WHAT YOU WILL DO ->
Take from the material every line containing the string "consecutive" and copy it.

——————

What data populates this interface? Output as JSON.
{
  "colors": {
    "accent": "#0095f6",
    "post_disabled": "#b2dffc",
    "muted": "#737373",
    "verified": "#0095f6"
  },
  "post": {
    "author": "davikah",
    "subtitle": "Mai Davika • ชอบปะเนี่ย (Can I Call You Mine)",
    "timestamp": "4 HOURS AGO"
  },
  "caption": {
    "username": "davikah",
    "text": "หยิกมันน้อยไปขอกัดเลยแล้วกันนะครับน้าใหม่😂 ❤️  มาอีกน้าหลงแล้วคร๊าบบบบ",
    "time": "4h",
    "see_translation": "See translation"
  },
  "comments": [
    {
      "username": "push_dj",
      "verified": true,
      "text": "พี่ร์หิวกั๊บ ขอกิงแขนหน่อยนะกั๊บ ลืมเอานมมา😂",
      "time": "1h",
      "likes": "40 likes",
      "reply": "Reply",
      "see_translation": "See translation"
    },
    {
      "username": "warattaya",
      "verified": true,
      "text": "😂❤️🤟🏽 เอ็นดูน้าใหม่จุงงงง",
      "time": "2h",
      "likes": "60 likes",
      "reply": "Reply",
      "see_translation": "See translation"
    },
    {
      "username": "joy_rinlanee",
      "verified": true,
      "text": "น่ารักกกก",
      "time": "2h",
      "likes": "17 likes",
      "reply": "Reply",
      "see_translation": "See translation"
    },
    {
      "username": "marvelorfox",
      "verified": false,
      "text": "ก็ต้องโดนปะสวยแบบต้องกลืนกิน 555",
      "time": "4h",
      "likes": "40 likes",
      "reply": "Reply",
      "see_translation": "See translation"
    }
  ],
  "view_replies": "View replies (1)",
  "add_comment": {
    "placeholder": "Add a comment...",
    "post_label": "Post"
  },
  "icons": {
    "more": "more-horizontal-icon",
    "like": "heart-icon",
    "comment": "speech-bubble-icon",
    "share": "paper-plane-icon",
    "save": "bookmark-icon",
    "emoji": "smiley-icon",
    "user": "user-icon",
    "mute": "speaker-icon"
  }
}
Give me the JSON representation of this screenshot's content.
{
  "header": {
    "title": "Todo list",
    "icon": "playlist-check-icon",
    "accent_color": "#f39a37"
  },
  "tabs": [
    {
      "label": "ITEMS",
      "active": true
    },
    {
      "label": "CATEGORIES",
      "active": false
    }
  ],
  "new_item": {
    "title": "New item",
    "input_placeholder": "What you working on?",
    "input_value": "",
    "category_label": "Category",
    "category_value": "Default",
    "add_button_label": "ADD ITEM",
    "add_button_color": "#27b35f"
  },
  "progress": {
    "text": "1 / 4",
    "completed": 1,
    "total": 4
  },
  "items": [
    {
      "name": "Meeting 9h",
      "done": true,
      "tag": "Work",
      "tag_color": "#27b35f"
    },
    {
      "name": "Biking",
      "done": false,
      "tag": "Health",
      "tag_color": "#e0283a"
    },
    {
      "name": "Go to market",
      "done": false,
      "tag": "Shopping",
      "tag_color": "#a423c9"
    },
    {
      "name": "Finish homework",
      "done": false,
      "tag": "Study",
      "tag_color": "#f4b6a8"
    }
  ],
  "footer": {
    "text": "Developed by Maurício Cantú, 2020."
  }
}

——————

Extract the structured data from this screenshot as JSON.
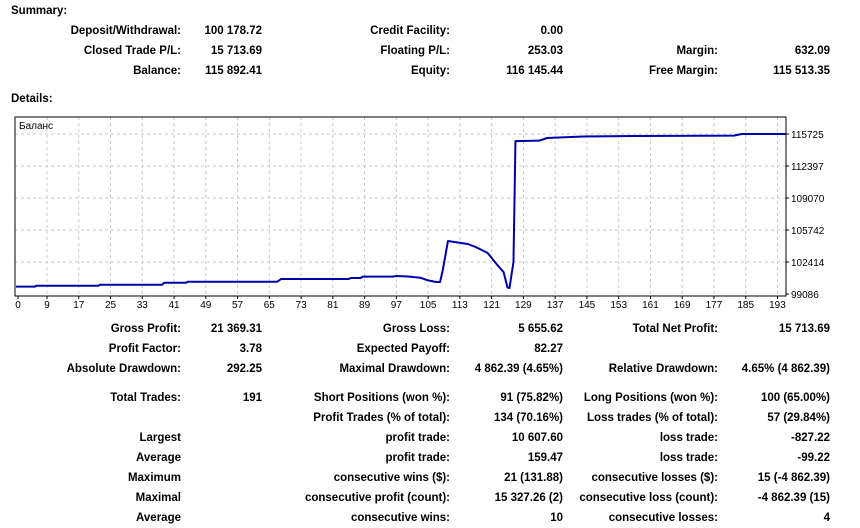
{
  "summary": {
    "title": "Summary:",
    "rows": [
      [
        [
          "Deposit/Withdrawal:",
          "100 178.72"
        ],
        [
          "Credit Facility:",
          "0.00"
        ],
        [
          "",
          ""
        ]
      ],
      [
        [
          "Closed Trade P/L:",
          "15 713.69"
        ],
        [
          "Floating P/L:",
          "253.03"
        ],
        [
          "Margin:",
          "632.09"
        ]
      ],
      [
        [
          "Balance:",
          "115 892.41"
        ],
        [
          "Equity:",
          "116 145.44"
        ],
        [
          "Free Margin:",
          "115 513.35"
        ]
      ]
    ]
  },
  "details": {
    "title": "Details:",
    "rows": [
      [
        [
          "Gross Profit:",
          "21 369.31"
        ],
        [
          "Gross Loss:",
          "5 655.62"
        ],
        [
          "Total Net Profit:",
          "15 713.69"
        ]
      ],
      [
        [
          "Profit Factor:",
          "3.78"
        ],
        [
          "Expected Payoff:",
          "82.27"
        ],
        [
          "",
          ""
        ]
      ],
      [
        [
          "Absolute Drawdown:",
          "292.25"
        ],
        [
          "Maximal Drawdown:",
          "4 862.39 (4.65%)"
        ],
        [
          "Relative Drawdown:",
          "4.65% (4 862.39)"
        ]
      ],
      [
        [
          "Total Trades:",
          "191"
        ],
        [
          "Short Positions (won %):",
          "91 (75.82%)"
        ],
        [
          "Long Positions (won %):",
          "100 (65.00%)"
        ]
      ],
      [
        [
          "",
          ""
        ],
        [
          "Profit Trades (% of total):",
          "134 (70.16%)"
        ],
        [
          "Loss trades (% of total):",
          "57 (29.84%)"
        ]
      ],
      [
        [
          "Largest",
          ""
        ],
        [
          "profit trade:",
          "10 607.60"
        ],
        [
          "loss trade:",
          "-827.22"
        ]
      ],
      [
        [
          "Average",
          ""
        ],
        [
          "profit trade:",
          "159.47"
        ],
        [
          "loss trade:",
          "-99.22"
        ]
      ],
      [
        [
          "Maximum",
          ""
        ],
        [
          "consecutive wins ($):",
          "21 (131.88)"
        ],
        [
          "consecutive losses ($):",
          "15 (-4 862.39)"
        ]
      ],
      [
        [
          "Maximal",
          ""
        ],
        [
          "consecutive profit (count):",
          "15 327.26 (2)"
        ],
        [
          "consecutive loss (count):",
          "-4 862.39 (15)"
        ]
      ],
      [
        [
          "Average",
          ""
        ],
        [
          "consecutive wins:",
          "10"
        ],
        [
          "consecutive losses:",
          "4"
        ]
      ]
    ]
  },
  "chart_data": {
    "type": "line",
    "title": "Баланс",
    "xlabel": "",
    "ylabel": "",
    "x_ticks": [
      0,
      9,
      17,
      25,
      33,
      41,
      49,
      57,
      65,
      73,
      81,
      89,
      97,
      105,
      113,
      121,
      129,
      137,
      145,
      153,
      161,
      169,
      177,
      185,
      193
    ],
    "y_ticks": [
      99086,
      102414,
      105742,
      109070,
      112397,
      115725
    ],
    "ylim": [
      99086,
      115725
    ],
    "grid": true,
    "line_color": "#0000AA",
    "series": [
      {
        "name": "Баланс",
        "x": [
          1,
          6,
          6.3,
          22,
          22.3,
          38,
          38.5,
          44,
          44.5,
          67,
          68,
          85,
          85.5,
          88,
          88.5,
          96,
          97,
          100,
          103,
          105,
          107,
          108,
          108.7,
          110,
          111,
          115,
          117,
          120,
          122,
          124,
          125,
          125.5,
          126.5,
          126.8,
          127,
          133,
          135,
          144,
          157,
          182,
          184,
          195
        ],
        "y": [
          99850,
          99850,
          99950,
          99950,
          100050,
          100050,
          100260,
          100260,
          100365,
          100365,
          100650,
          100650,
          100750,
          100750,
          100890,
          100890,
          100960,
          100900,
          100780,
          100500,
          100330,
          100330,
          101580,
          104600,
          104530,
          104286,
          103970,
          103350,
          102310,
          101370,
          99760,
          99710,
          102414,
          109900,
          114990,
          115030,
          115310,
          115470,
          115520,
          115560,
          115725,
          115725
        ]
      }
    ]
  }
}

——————

ANSWER TO THIS EXERCISE ->
          "consecutive wins ($):",
          "consecutive losses ($):",
          "consecutive profit (count):",
          "consecutive loss (count):",
          "consecutive wins:",
          "consecutive losses:",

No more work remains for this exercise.